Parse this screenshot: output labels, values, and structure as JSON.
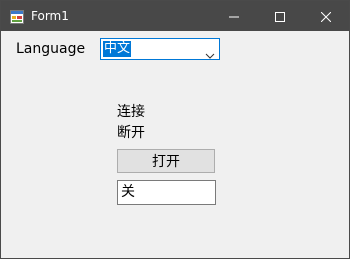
{
  "window": {
    "title": "Form1",
    "icons": {
      "app": "form-app-icon",
      "minimize": "minimize-icon",
      "maximize": "maximize-icon",
      "close": "close-icon"
    },
    "colors": {
      "titlebar": "#484848",
      "client": "#f0f0f0",
      "accent": "#0078d7"
    }
  },
  "form": {
    "language_label": "Language",
    "language_select": {
      "selected": "中文"
    },
    "connect_label": "连接",
    "disconnect_label": "断开",
    "open_button": "打开",
    "status_field_value": "关"
  }
}
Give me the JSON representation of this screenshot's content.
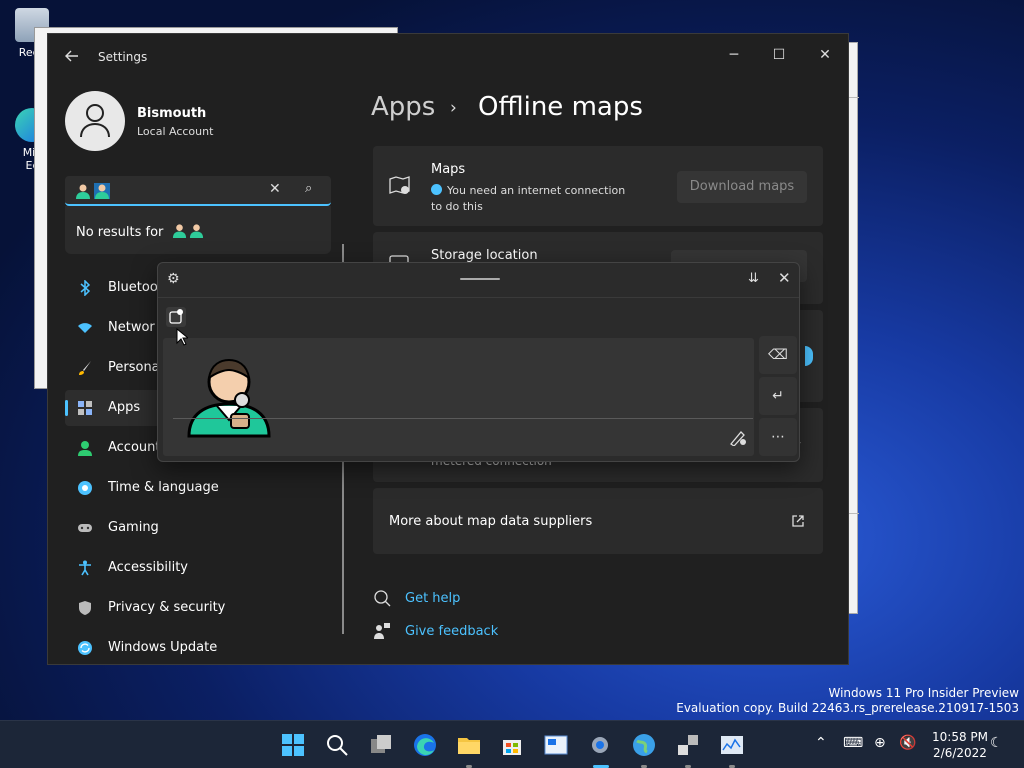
{
  "desktop": {
    "icons": [
      {
        "label": "Recy"
      },
      {
        "label": "Mic\nEc"
      }
    ]
  },
  "window": {
    "title": "Settings",
    "controls": {
      "minimize": "─",
      "maximize": "☐",
      "close": "✕"
    }
  },
  "user": {
    "name": "Bismouth",
    "account_type": "Local Account"
  },
  "search": {
    "value_emoji": [
      "person-emoji",
      "person-emoji-selected"
    ],
    "no_results_prefix": "No results for"
  },
  "nav": {
    "items": [
      {
        "label": "Bluetoo",
        "icon": "bluetooth-icon",
        "color": "#4cc2ff"
      },
      {
        "label": "Networ",
        "icon": "wifi-icon",
        "color": "#4cc2ff"
      },
      {
        "label": "Persona",
        "icon": "brush-icon",
        "color": "#ffb900"
      },
      {
        "label": "Apps",
        "icon": "apps-icon",
        "color": "#8ab4f8",
        "selected": true
      },
      {
        "label": "Account",
        "icon": "account-icon",
        "color": "#2ecc71"
      },
      {
        "label": "Time & language",
        "icon": "globe-clock-icon",
        "color": "#4cc2ff"
      },
      {
        "label": "Gaming",
        "icon": "gamepad-icon",
        "color": "#bbbbbb"
      },
      {
        "label": "Accessibility",
        "icon": "accessibility-icon",
        "color": "#4cc2ff"
      },
      {
        "label": "Privacy & security",
        "icon": "shield-icon",
        "color": "#bbbbbb"
      },
      {
        "label": "Windows Update",
        "icon": "update-icon",
        "color": "#4cc2ff"
      }
    ]
  },
  "breadcrumb": {
    "parent": "Apps",
    "separator": "›",
    "current": "Offline maps"
  },
  "maps_card": {
    "title": "Maps",
    "info": "You need an internet connection to do this",
    "button": "Download maps"
  },
  "storage_card": {
    "title": "Storage location"
  },
  "metered_card": {
    "partial_text": "metered connection"
  },
  "more_card": {
    "label": "More about map data suppliers"
  },
  "help": {
    "get_help": "Get help",
    "give_feedback": "Give feedback"
  },
  "pen_panel": {
    "gear": "⚙",
    "dock": "⇊",
    "close": "✕",
    "backspace": "⌫",
    "enter": "↵",
    "more": "⋯"
  },
  "watermark": {
    "line1": "Windows 11 Pro Insider Preview",
    "line2": "Evaluation copy. Build 22463.rs_prerelease.210917-1503"
  },
  "taskbar": {
    "time": "10:58 PM",
    "date": "2/6/2022"
  },
  "colors": {
    "accent": "#4cc2ff",
    "window_bg": "#202020",
    "card_bg": "#2b2b2b"
  }
}
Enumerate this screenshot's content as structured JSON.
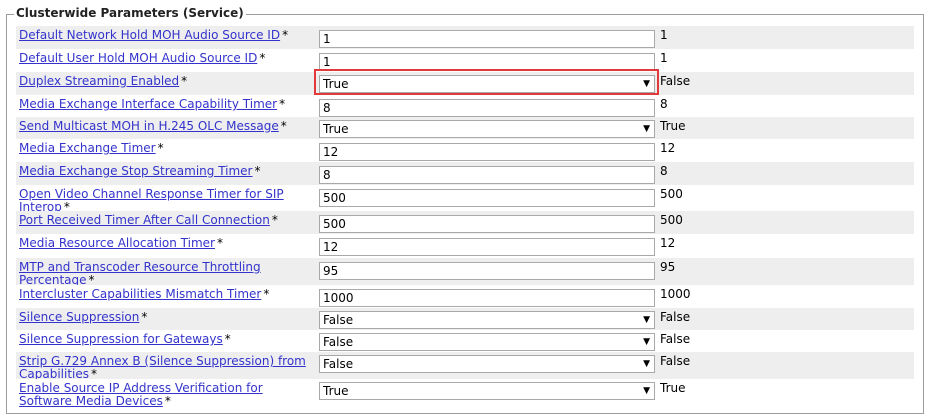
{
  "section": {
    "title": "Clusterwide Parameters (Service)"
  },
  "required_mark": "*",
  "arrow_glyph": "▼",
  "highlight_color": "#e23a3a",
  "rows": [
    {
      "label": "Default Network Hold MOH Audio Source ID",
      "control": "input",
      "value": "1",
      "default": "1"
    },
    {
      "label": "Default User Hold MOH Audio Source ID",
      "control": "input",
      "value": "1",
      "default": "1"
    },
    {
      "label": "Duplex Streaming Enabled",
      "control": "select",
      "value": "True",
      "default": "False"
    },
    {
      "label": "Media Exchange Interface Capability Timer",
      "control": "input",
      "value": "8",
      "default": "8"
    },
    {
      "label": "Send Multicast MOH in H.245 OLC Message",
      "control": "select",
      "value": "True",
      "default": "True"
    },
    {
      "label": "Media Exchange Timer",
      "control": "input",
      "value": "12",
      "default": "12"
    },
    {
      "label": "Media Exchange Stop Streaming Timer",
      "control": "input",
      "value": "8",
      "default": "8"
    },
    {
      "label": "Open Video Channel Response Timer for SIP Interop",
      "control": "input",
      "value": "500",
      "default": "500"
    },
    {
      "label": "Port Received Timer After Call Connection",
      "control": "input",
      "value": "500",
      "default": "500"
    },
    {
      "label": "Media Resource Allocation Timer",
      "control": "input",
      "value": "12",
      "default": "12"
    },
    {
      "label": "MTP and Transcoder Resource Throttling Percentage",
      "control": "input",
      "value": "95",
      "default": "95"
    },
    {
      "label": "Intercluster Capabilities Mismatch Timer",
      "control": "input",
      "value": "1000",
      "default": "1000"
    },
    {
      "label": "Silence Suppression",
      "control": "select",
      "value": "False",
      "default": "False"
    },
    {
      "label": "Silence Suppression for Gateways",
      "control": "select",
      "value": "False",
      "default": "False"
    },
    {
      "label": "Strip G.729 Annex B (Silence Suppression) from Capabilities",
      "control": "select",
      "value": "False",
      "default": "False"
    },
    {
      "label": "Enable Source IP Address Verification for Software Media Devices",
      "control": "select",
      "value": "True",
      "default": "True"
    }
  ]
}
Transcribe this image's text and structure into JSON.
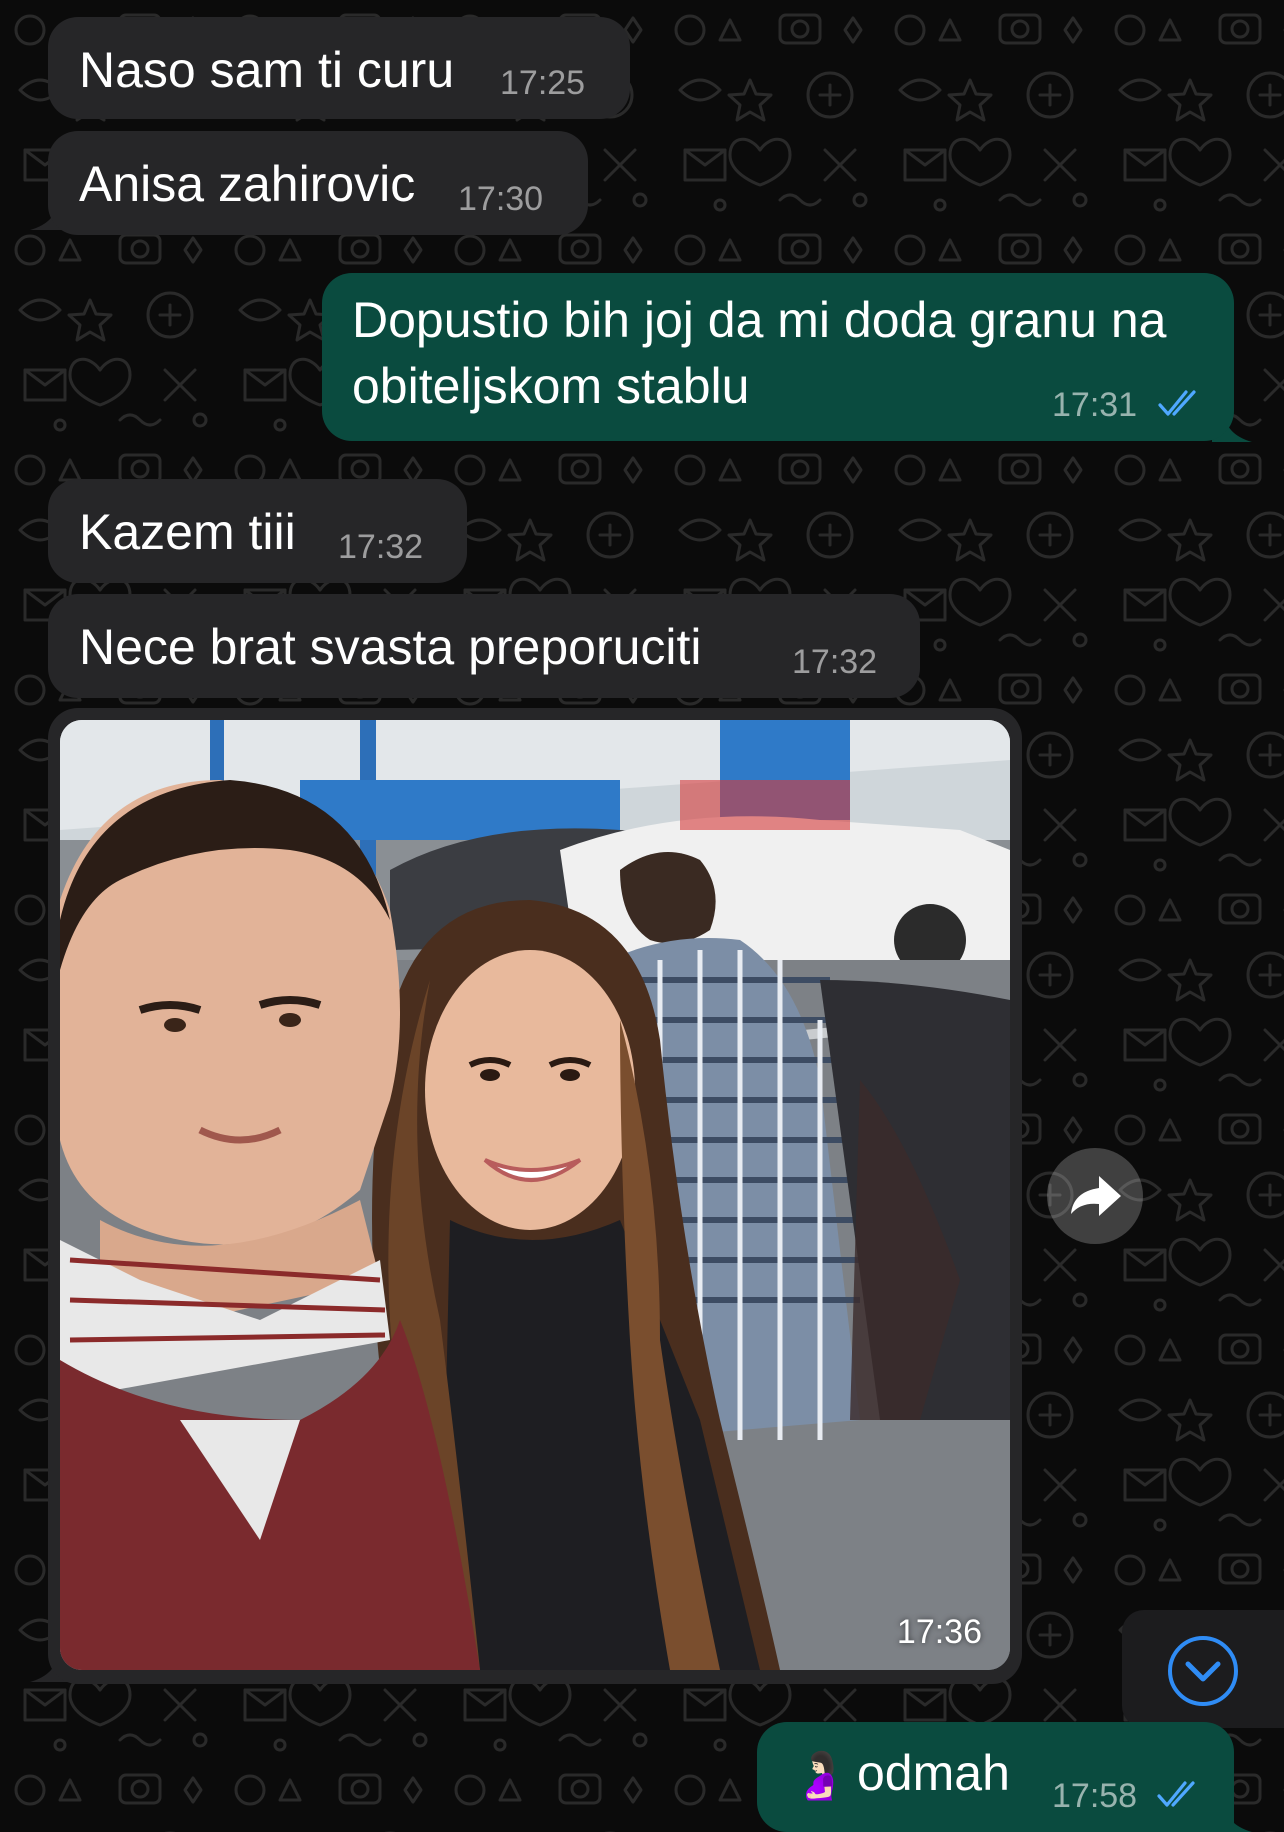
{
  "theme": {
    "background": "#0b0b0b",
    "incoming_bubble": "#262628",
    "outgoing_bubble": "#0a4b3f",
    "read_ticks": "#4fa8ff"
  },
  "messages": [
    {
      "direction": "incoming",
      "text": "Naso sam ti curu",
      "time": "17:25"
    },
    {
      "direction": "incoming",
      "text": "Anisa zahirovic",
      "time": "17:30"
    },
    {
      "direction": "outgoing",
      "lines": [
        "Dopustio bih joj da mi doda granu na",
        "obiteljskom stablu"
      ],
      "time": "17:31",
      "status": "read"
    },
    {
      "direction": "incoming",
      "text": "Kazem tiii",
      "time": "17:32"
    },
    {
      "direction": "incoming",
      "text": "Nece brat svasta preporuciti",
      "time": "17:32"
    },
    {
      "direction": "incoming",
      "type": "photo",
      "time": "17:36",
      "photo_icon": "selfie-photo"
    },
    {
      "direction": "outgoing",
      "emoji": "🤰🏻",
      "text": "odmah",
      "time": "17:58",
      "status": "read"
    }
  ],
  "controls": {
    "forward_icon": "forward-arrow-icon",
    "scroll_down_icon": "chevron-down-circle-icon"
  }
}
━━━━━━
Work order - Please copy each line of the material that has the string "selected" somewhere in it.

Result -
      "selected": "中文"
      "person-emoji-selected"
        "selected": true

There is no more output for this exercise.